* [EXERCISE] Would you please copy every line of the material that follows, exactly as it reads?
----------
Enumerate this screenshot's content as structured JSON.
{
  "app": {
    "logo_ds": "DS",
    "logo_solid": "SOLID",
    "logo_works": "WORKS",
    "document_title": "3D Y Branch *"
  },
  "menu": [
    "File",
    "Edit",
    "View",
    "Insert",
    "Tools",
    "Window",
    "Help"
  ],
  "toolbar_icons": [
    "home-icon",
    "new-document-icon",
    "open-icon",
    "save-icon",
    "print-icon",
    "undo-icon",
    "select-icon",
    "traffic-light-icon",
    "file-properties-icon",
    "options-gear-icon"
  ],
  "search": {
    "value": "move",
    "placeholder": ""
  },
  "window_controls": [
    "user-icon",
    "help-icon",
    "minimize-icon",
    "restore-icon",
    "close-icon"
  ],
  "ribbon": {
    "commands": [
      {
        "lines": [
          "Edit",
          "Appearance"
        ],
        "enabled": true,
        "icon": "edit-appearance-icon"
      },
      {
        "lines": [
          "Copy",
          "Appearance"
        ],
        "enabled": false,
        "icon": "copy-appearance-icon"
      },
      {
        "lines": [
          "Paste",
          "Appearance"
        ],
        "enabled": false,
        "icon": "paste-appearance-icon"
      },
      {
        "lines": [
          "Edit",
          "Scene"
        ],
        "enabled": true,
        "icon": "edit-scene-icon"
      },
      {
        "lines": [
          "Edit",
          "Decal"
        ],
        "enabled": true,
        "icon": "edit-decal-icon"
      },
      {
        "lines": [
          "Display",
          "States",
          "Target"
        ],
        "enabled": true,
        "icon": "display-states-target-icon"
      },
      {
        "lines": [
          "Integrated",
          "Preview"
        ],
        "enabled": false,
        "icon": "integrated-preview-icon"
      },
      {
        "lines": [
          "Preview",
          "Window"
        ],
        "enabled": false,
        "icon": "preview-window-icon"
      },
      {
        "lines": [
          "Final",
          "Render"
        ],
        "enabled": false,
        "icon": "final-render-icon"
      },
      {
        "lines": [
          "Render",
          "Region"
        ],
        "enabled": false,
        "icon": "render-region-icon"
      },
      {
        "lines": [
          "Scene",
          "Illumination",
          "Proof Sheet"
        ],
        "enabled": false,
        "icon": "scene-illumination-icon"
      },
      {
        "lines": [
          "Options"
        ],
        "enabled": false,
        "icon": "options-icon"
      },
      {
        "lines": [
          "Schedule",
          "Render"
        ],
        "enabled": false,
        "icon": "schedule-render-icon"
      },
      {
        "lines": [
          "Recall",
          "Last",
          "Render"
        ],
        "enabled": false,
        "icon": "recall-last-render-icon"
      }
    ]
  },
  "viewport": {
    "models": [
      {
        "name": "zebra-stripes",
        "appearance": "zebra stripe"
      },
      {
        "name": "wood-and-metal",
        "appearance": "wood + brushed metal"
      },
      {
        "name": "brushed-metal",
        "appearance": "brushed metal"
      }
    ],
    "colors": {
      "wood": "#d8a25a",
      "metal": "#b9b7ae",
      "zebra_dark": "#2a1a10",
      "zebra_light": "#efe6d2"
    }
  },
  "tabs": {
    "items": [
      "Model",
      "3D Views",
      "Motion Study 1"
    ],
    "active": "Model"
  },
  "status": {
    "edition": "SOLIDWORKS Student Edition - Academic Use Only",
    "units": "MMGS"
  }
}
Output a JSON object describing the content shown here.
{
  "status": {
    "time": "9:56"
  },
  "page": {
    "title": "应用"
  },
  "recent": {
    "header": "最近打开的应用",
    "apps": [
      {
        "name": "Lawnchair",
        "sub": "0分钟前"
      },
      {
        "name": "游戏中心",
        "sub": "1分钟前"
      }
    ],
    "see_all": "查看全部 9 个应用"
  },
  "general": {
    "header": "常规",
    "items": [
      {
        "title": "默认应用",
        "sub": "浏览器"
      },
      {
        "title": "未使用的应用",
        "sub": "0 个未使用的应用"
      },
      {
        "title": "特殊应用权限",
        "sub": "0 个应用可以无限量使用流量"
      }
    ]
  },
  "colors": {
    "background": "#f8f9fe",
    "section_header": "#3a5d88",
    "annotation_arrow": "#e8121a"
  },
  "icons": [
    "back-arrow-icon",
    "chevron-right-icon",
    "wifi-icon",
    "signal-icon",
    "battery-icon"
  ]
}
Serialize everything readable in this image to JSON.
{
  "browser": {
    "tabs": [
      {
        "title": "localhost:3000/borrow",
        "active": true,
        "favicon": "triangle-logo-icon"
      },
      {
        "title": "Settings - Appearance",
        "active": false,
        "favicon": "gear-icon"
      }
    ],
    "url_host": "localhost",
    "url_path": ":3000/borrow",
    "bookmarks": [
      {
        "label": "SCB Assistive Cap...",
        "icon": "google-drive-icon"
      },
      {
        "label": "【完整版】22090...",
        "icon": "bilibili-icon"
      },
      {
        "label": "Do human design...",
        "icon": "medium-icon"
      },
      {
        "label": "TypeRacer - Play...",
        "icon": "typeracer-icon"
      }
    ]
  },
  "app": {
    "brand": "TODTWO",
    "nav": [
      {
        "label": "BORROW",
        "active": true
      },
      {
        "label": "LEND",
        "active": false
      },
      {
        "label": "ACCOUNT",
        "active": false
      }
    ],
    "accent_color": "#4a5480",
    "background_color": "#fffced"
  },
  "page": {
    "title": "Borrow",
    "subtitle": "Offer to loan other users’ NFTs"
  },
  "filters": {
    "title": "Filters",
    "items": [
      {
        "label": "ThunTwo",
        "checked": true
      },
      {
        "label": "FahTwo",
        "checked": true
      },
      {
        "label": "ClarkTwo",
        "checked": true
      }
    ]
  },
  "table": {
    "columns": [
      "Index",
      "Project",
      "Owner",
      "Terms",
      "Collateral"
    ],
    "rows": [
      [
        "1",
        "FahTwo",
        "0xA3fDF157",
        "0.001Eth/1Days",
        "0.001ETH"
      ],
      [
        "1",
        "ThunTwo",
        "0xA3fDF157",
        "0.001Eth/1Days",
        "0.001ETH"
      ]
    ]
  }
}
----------
* [TASK SOLUTION]
Enumerate this screenshot's content as structured JSON.
{
  "app": {
    "logo_ds": "DS",
    "logo_solid": "SOLID",
    "logo_works": "WORKS",
    "document_title": "3D Y Branch *"
  },
  "menu": [
    "File",
    "Edit",
    "View",
    "Insert",
    "Tools",
    "Window",
    "Help"
  ],
  "toolbar_icons": [
    "home-icon",
    "new-document-icon",
    "open-icon",
    "save-icon",
    "print-icon",
    "undo-icon",
    "select-icon",
    "traffic-light-icon",
    "file-properties-icon",
    "options-gear-icon"
  ],
  "search": {
    "value": "move",
    "placeholder": ""
  },
  "window_controls": [
    "user-icon",
    "help-icon",
    "minimize-icon",
    "restore-icon",
    "close-icon"
  ],
  "ribbon": {
    "commands": [
      {
        "lines": [
          "Edit",
          "Appearance"
        ],
        "enabled": true,
        "icon": "edit-appearance-icon"
      },
      {
        "lines": [
          "Copy",
          "Appearance"
        ],
        "enabled": false,
        "icon": "copy-appearance-icon"
      },
      {
        "lines": [
          "Paste",
          "Appearance"
        ],
        "enabled": false,
        "icon": "paste-appearance-icon"
      },
      {
        "lines": [
          "Edit",
          "Scene"
        ],
        "enabled": true,
        "icon": "edit-scene-icon"
      },
      {
        "lines": [
          "Edit",
          "Decal"
        ],
        "enabled": true,
        "icon": "edit-decal-icon"
      },
      {
        "lines": [
          "Display",
          "States",
          "Target"
        ],
        "enabled": true,
        "icon": "display-states-target-icon"
      },
      {
        "lines": [
          "Integrated",
          "Preview"
        ],
        "enabled": false,
        "icon": "integrated-preview-icon"
      },
      {
        "lines": [
          "Preview",
          "Window"
        ],
        "enabled": false,
        "icon": "preview-window-icon"
      },
      {
        "lines": [
          "Final",
          "Render"
        ],
        "enabled": false,
        "icon": "final-render-icon"
      },
      {
        "lines": [
          "Render",
          "Region"
        ],
        "enabled": false,
        "icon": "render-region-icon"
      },
      {
        "lines": [
          "Scene",
          "Illumination",
          "Proof Sheet"
        ],
        "enabled": false,
        "icon": "scene-illumination-icon"
      },
      {
        "lines": [
          "Options"
        ],
        "enabled": false,
        "icon": "options-icon"
      },
      {
        "lines": [
          "Schedule",
          "Render"
        ],
        "enabled": false,
        "icon": "schedule-render-icon"
      },
      {
        "lines": [
          "Recall",
          "Last",
          "Render"
        ],
        "enabled": false,
        "icon": "recall-last-render-icon"
      }
    ]
  },
  "viewport": {
    "models": [
      {
        "name": "zebra-stripes",
        "appearance": "zebra stripe"
      },
      {
        "name": "wood-and-metal",
        "appearance": "wood + brushed metal"
      },
      {
        "name": "brushed-metal",
        "appearance": "brushed metal"
      }
    ],
    "colors": {
      "wood": "#d8a25a",
      "metal": "#b9b7ae",
      "zebra_dark": "#2a1a10",
      "zebra_light": "#efe6d2"
    }
  },
  "tabs": {
    "items": [
      "Model",
      "3D Views",
      "Motion Study 1"
    ],
    "active": "Model"
  },
  "status": {
    "edition": "SOLIDWORKS Student Edition - Academic Use Only",
    "units": "MMGS"
  }
}
Output a JSON object describing the content shown here.
{
  "status": {
    "time": "9:56"
  },
  "page": {
    "title": "应用"
  },
  "recent": {
    "header": "最近打开的应用",
    "apps": [
      {
        "name": "Lawnchair",
        "sub": "0分钟前"
      },
      {
        "name": "游戏中心",
        "sub": "1分钟前"
      }
    ],
    "see_all": "查看全部 9 个应用"
  },
  "general": {
    "header": "常规",
    "items": [
      {
        "title": "默认应用",
        "sub": "浏览器"
      },
      {
        "title": "未使用的应用",
        "sub": "0 个未使用的应用"
      },
      {
        "title": "特殊应用权限",
        "sub": "0 个应用可以无限量使用流量"
      }
    ]
  },
  "colors": {
    "background": "#f8f9fe",
    "section_header": "#3a5d88",
    "annotation_arrow": "#e8121a"
  },
  "icons": [
    "back-arrow-icon",
    "chevron-right-icon",
    "wifi-icon",
    "signal-icon",
    "battery-icon"
  ]
}
Serialize everything readable in this image to JSON.
{
  "browser": {
    "tabs": [
      {
        "title": "localhost:3000/borrow",
        "active": true,
        "favicon": "triangle-logo-icon"
      },
      {
        "title": "Settings - Appearance",
        "active": false,
        "favicon": "gear-icon"
      }
    ],
    "url_host": "localhost",
    "url_path": ":3000/borrow",
    "bookmarks": [
      {
        "label": "SCB Assistive Cap...",
        "icon": "google-drive-icon"
      },
      {
        "label": "【完整版】22090...",
        "icon": "bilibili-icon"
      },
      {
        "label": "Do human design...",
        "icon": "medium-icon"
      },
      {
        "label": "TypeRacer - Play...",
        "icon": "typeracer-icon"
      }
    ]
  },
  "app": {
    "brand": "TODTWO",
    "nav": [
      {
        "label": "BORROW",
        "active": true
      },
      {
        "label": "LEND",
        "active": false
      },
      {
        "label": "ACCOUNT",
        "active": false
      }
    ],
    "accent_color": "#4a5480",
    "background_color": "#fffced"
  },
  "page": {
    "title": "Borrow",
    "subtitle": "Offer to loan other users’ NFTs"
  },
  "filters": {
    "title": "Filters",
    "items": [
      {
        "label": "ThunTwo",
        "checked": true
      },
      {
        "label": "FahTwo",
        "checked": true
      },
      {
        "label": "ClarkTwo",
        "checked": true
      }
    ]
  },
  "table": {
    "columns": [
      "Index",
      "Project",
      "Owner",
      "Terms",
      "Collateral"
    ],
    "rows": [
      [
        "1",
        "FahTwo",
        "0xA3fDF157",
        "0.001Eth/1Days",
        "0.001ETH"
      ],
      [
        "1",
        "ThunTwo",
        "0xA3fDF157",
        "0.001Eth/1Days",
        "0.001ETH"
      ]
    ]
  }
}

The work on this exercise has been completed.